Winter… (well, at least as it should be)
When you awake, the house is cold – only 15.5 ºC! – and dry…
Hopefully, it is possible to boost the heating system: an efficient solution is to add a fan in front of a radiator.
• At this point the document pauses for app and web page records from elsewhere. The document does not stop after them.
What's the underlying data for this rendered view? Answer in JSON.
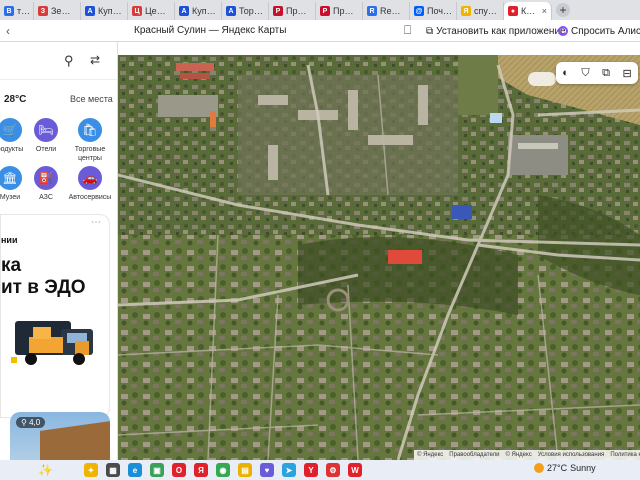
{
  "tabs": [
    {
      "label": "т банкр",
      "color": "#2a6ee8",
      "glyph": "B"
    },
    {
      "label": "Земель",
      "color": "#d93b3b",
      "glyph": "З"
    },
    {
      "label": "Купить",
      "color": "#1e4fd8",
      "glyph": "A"
    },
    {
      "label": "Центр д",
      "color": "#d93b3b",
      "glyph": "Ц"
    },
    {
      "label": "Купить",
      "color": "#1e4fd8",
      "glyph": "A"
    },
    {
      "label": "Торги п",
      "color": "#1e4fd8",
      "glyph": "A"
    },
    {
      "label": "Протоко",
      "color": "#c8102e",
      "glyph": "P"
    },
    {
      "label": "Протоко",
      "color": "#c8102e",
      "glyph": "P"
    },
    {
      "label": "Reuters",
      "color": "#2a6ee8",
      "glyph": "R"
    },
    {
      "label": "Почта М",
      "color": "#005ff9",
      "glyph": "@"
    },
    {
      "label": "спутник",
      "color": "#f0b400",
      "glyph": "Я"
    }
  ],
  "active_tab": {
    "label": "Крас",
    "close": "×"
  },
  "newtab": "+",
  "titlebar": {
    "title": "Красный Сулин — Яндекс Карты",
    "install": "Установить как приложение",
    "alice": "Спросить Алису А"
  },
  "sidebar": {
    "weather": "28°C",
    "all_places": "Все места",
    "categories": [
      {
        "label": "родукты",
        "color": "#3a8ee6",
        "glyph": "🛒"
      },
      {
        "label": "Отели",
        "color": "#6a5cd8",
        "glyph": "🛏"
      },
      {
        "label": "Торговые центры",
        "color": "#3a8ee6",
        "glyph": "🛍"
      },
      {
        "label": "Музеи",
        "color": "#3a8ee6",
        "glyph": "🏛"
      },
      {
        "label": "АЗС",
        "color": "#6a5cd8",
        "glyph": "⛽"
      },
      {
        "label": "Автосервисы",
        "color": "#6a5cd8",
        "glyph": "🚗"
      }
    ],
    "ad": {
      "menu": "⋯",
      "small": "нии",
      "line1": "ка",
      "line2": "ит в ЭДО"
    },
    "card_rating": "⚲ 4,0"
  },
  "map": {
    "controls": [
      "◐",
      "⛉",
      "⧉",
      "⊟"
    ],
    "copyright": [
      "© Яндекс",
      "Правообладатели",
      "© Яндекс",
      "Условия использования",
      "Политика конфиде"
    ]
  },
  "taskbar": {
    "weather": "27°C",
    "condition": "Sunny",
    "apps": [
      {
        "glyph": "✦",
        "color": "#f0b400"
      },
      {
        "glyph": "▦",
        "color": "#4a4a4a"
      },
      {
        "glyph": "e",
        "color": "#1a8fd8"
      },
      {
        "glyph": "▣",
        "color": "#3aa05a"
      },
      {
        "glyph": "O",
        "color": "#e0202a"
      },
      {
        "glyph": "Я",
        "color": "#e0202a"
      },
      {
        "glyph": "◉",
        "color": "#36a853"
      },
      {
        "glyph": "▤",
        "color": "#e9b200"
      },
      {
        "glyph": "♥",
        "color": "#6a5cd8"
      },
      {
        "glyph": "➤",
        "color": "#2aa3de"
      },
      {
        "glyph": "Y",
        "color": "#e0202a"
      },
      {
        "glyph": "⚙",
        "color": "#d33"
      },
      {
        "glyph": "W",
        "color": "#e0202a"
      }
    ]
  }
}
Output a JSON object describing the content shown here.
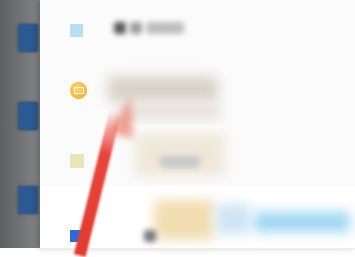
{
  "file_list": {
    "rows": [
      {
        "icon": "file-icon",
        "name": ""
      },
      {
        "icon": "mail-icon",
        "name": ""
      },
      {
        "icon": "document-icon",
        "name": ""
      },
      {
        "icon": "file-icon-blue",
        "name": ""
      }
    ]
  },
  "colors": {
    "backdrop": "#6f7174",
    "folder": "#2a5a8f",
    "accent_red": "#e23b30",
    "accent_blue": "#2a6bd6"
  }
}
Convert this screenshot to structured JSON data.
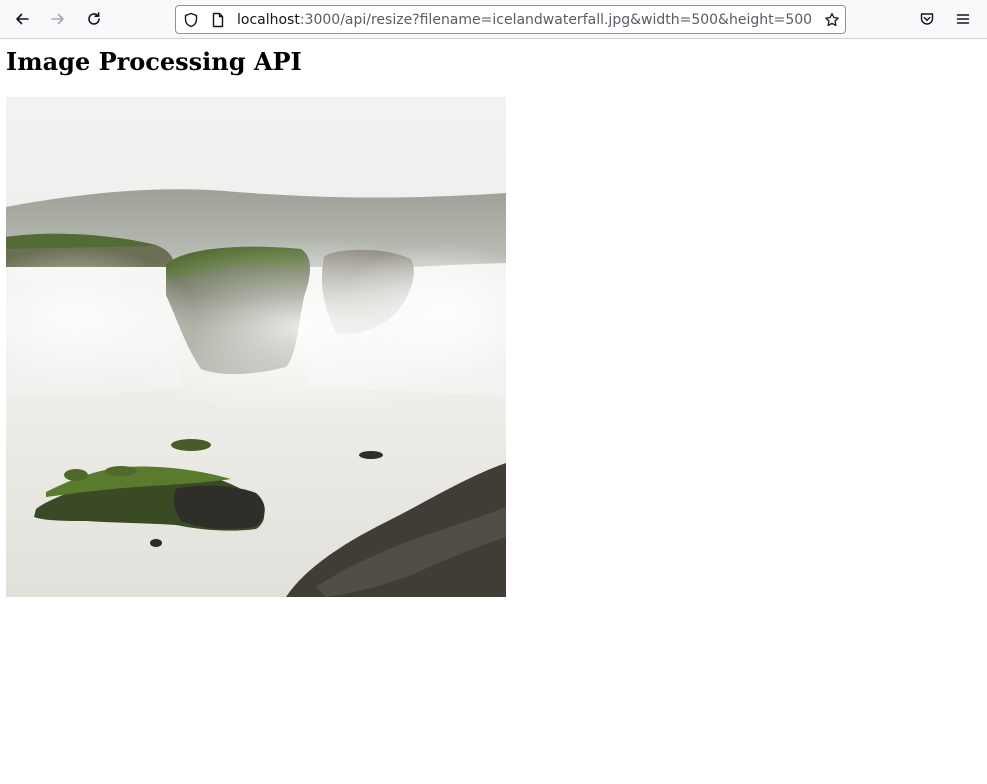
{
  "browser": {
    "url_host": "localhost",
    "url_rest": ":3000/api/resize?filename=icelandwaterfall.jpg&width=500&height=500",
    "icons": {
      "back": "arrow-left-icon",
      "forward": "arrow-right-icon",
      "reload": "reload-icon",
      "tracking_protection": "shield-icon",
      "page_info": "page-icon",
      "bookmark": "star-icon",
      "pocket": "pocket-icon",
      "menu": "hamburger-menu-icon"
    }
  },
  "page": {
    "heading": "Image Processing API",
    "image": {
      "description_kind": "waterfall-photo",
      "colors": {
        "sky": "#ededeb",
        "mist": "#f4f4f2",
        "water": "#e8e7e3",
        "moss": "#4f6a2a",
        "rock": "#3a3a34"
      }
    }
  }
}
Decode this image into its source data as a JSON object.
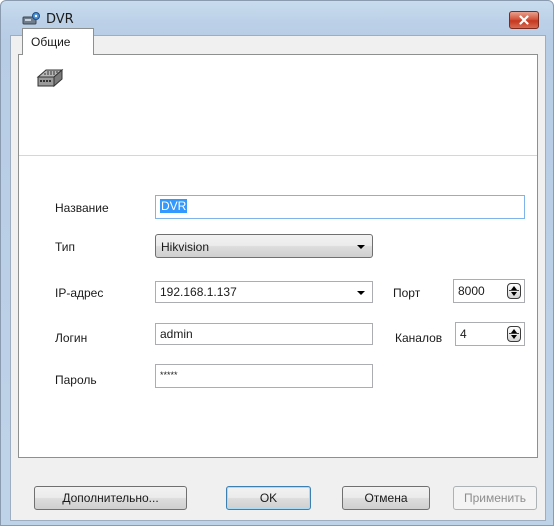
{
  "window": {
    "title": "DVR",
    "title_icon": "dvr-settings-icon",
    "close_icon": "close-icon"
  },
  "tabs": [
    {
      "label": "Общие",
      "selected": true
    }
  ],
  "device_icon": "dvr-device-icon",
  "form": {
    "name_label": "Название",
    "name_value": "DVR",
    "type_label": "Тип",
    "type_value": "Hikvision",
    "ip_label": "IP-адрес",
    "ip_value": "192.168.1.137",
    "port_label": "Порт",
    "port_value": "8000",
    "login_label": "Логин",
    "login_value": "admin",
    "channels_label": "Каналов",
    "channels_value": "4",
    "password_label": "Пароль",
    "password_value": "*****"
  },
  "buttons": {
    "advanced": "Дополнительно...",
    "ok": "OK",
    "cancel": "Отмена",
    "apply": "Применить"
  },
  "colors": {
    "title_gradient": "#bcd1e8",
    "close_button": "#d4553d",
    "selection": "#3399ff",
    "focus_border": "#7eb4ea"
  }
}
Then it is warmer but definitely too dry – only 26%!
This is mere physic: a warm air can absorb more humidity and heating doesn’t add humidity.
Hopefully, it is possible to humidify the air: an efficient solution is to add an humidifier, next to the fan.
Then it is too wet – 48%!
Hopefully, it is possible to control the humidifier: an efficient solution is to add an humidity sensor to a remote outlet controller.
Then the percentage of humidity is at last perfect – 40%.
Yet, it is a little too warm…
Hopefully, it is possible to control the fan: an efficient solution is to replace the big and very noisy fan by a tiny yet powerful very silent fan specialized for PC cooling.
Eventually the temperature and humidity is under control 🙂
Last post about the relaxing geek was just a simple preparatory step for a more challenging project: controlling domotic devices with a open computer.
Incidentally, it was a perfect opportunity to illustrate the thought about what is better than open source. Many thanks to Gordon Henderson (UK, Devon) for his well documented Wiring Pi. It has proven the most helpful resource for this project, unlike all the misleading false information so easily found on the HomeEasy protocol. Actually, the same protocol is also used by many home automation brands: Chacon, DI-O, TellStick, Zibase, My FOX, RFXCom and much more.
Apart from the Raspberry Pi Zero, the main component used for this project is the RTX-MID-5V from Aurel SPA (Italy, Modigliana). This is an RF digital data transceiver working on the ISM free-license band of 433.92 MHz, in half-duplex way. Only the transmission feature was looked for in this product but its receiving capabilities helped a lot in understanding the HomeEasy protocol.
Of course the RGB LED played its useful part:
- Red to monitor the direction, TX: on, RX; off
- Green to monitor the data received 1: on, 0: off
- Blue to monitor the data sent, 1: on, 0: off
The Proof of Concept is successful. Yet there is more to come. Being able to remotely control up to more than 134 million home automation devices from a computer opens an infinite range of possibilities for a geek:
Moreover, controls of all those devices can be synchronised and linked to other sensors. For example, the light is turned on when the shutters are closed and off when they are opened, depending on the time of the day and the ambient light detected by a light sensor.
Having finished a tough job in an even tougher schedule called for a welcomed rest.
The Raspberry Pi Zero was lurking on its hacking stand and a RGB LED was longing to be used in a cupboard…
Every conditions were thus set to build this mighty project: a multi coloured blink. It’s the equivalent of the famous “Hello world!” to the realm of GPIO.
Jeu du presse-bouton
Règles du jeu
Les 4 diodes de couleur rouge ou verte s’allument au hasard. Il faut les éteindre le plus vite possible en appuyant sur les boutons rouge ou jaune correspondants, placés à droite des diodes et ordonnés à l’identique.
Eléments du jeu
- A gauche sur la photo : un Raspberry Pi, un ordinateur complet de la taille d’une carte de crédit. En l’occurrence, il sert à piloter les diodes par l’intermédiaire de son interface GPIO.
- A droite : une platine d’essai avec un montage électronique à base de diodes, de résistances, de boutons pressions et de mini câbles de raccordement.
- Entre les deux : une nappe de raccordements pour connecteurs 26 broches.
Et, oui, quand on passe ses journées devant son ordinateur à taper sur son clavier, le faire devant des iodes sur quatre boutons, forcément, cela détend !
A vrai dire, le vrai geek s’amuse davantage à concevoir, réaliser et programmer ce jeu qu’à y jouer. Que voulez-vous…